Top of ENTRIES SHOWN
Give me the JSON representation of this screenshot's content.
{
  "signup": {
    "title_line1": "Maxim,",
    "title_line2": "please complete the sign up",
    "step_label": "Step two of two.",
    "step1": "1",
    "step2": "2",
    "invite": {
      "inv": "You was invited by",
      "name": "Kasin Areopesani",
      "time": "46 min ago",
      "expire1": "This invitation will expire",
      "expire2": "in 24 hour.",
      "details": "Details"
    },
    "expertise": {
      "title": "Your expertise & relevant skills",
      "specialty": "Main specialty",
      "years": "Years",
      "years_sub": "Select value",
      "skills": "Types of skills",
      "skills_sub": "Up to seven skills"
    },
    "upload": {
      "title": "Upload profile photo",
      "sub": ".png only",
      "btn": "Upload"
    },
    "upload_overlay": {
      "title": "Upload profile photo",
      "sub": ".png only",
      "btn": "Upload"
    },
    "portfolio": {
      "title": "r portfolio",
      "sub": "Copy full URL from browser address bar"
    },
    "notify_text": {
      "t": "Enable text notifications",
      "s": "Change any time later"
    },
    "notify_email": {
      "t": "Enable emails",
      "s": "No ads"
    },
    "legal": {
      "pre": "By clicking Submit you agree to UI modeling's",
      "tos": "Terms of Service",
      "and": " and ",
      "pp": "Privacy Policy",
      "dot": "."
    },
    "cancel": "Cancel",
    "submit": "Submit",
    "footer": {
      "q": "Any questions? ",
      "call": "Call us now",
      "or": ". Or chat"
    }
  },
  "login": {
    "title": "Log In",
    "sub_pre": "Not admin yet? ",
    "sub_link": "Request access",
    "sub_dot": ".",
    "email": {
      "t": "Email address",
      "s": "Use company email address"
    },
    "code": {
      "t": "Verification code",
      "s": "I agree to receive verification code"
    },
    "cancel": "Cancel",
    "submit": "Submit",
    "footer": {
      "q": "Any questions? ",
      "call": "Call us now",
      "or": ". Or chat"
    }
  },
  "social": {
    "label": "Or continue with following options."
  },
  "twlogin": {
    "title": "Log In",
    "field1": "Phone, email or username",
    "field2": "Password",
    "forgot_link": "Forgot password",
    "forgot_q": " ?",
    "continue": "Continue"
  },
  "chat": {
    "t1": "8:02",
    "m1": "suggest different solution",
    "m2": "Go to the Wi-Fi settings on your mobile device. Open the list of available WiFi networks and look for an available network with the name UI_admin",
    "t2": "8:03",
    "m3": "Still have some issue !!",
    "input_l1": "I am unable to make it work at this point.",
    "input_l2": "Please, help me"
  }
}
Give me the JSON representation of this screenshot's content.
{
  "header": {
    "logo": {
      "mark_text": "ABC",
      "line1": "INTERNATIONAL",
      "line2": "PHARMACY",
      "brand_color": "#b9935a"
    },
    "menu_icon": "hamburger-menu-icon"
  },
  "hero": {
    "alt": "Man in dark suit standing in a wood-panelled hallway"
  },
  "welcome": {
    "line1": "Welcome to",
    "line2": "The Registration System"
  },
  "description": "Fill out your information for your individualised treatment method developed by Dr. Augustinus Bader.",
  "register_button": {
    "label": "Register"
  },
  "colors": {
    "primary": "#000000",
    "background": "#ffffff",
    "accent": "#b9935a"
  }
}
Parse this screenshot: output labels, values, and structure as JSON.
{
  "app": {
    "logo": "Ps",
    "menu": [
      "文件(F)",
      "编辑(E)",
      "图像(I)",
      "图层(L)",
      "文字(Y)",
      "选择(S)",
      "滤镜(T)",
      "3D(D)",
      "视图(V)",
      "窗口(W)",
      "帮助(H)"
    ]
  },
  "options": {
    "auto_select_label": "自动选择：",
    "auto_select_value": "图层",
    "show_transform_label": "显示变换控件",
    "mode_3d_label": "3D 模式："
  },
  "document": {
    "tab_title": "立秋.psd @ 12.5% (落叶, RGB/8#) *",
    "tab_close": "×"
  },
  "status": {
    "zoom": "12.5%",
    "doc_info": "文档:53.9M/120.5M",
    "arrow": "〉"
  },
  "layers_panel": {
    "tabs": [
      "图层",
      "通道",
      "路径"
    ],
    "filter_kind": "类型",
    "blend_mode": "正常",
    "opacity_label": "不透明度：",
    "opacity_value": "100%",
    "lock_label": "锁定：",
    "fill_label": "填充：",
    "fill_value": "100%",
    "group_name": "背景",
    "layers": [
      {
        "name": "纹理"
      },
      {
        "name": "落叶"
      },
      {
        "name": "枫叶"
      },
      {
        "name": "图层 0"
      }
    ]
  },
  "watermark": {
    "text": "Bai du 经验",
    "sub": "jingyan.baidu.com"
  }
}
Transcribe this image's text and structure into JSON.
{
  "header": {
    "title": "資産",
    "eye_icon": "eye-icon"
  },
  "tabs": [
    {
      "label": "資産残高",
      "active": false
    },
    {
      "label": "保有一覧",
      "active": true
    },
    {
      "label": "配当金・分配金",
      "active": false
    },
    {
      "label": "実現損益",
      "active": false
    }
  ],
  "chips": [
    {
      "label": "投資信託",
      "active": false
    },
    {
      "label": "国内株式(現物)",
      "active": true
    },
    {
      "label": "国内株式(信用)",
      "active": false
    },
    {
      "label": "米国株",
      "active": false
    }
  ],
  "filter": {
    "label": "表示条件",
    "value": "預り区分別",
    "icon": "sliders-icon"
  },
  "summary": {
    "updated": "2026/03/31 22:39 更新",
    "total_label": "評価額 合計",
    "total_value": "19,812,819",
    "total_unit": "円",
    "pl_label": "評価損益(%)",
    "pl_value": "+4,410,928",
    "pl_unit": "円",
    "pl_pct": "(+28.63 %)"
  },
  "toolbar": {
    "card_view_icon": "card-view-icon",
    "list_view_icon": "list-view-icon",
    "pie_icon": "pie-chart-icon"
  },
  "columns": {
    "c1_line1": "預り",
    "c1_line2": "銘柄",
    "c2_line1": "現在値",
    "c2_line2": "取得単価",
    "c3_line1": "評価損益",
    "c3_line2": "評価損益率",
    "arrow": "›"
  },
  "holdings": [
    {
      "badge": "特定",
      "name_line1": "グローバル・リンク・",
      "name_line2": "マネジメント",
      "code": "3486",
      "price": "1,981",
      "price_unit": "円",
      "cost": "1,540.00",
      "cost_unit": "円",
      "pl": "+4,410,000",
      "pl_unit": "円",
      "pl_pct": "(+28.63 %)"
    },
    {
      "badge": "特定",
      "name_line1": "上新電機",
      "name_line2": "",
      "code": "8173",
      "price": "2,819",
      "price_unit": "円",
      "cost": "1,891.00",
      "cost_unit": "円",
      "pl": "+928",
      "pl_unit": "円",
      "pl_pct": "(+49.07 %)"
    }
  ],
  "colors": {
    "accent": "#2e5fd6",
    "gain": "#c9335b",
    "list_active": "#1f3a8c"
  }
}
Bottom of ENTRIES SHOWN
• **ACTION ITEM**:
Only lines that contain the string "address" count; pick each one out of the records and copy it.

• **EXERCISE SOLUTION**:
      "sub": "Copy full URL from browser address bar"
      "t": "Email address",
      "s": "Use company email address"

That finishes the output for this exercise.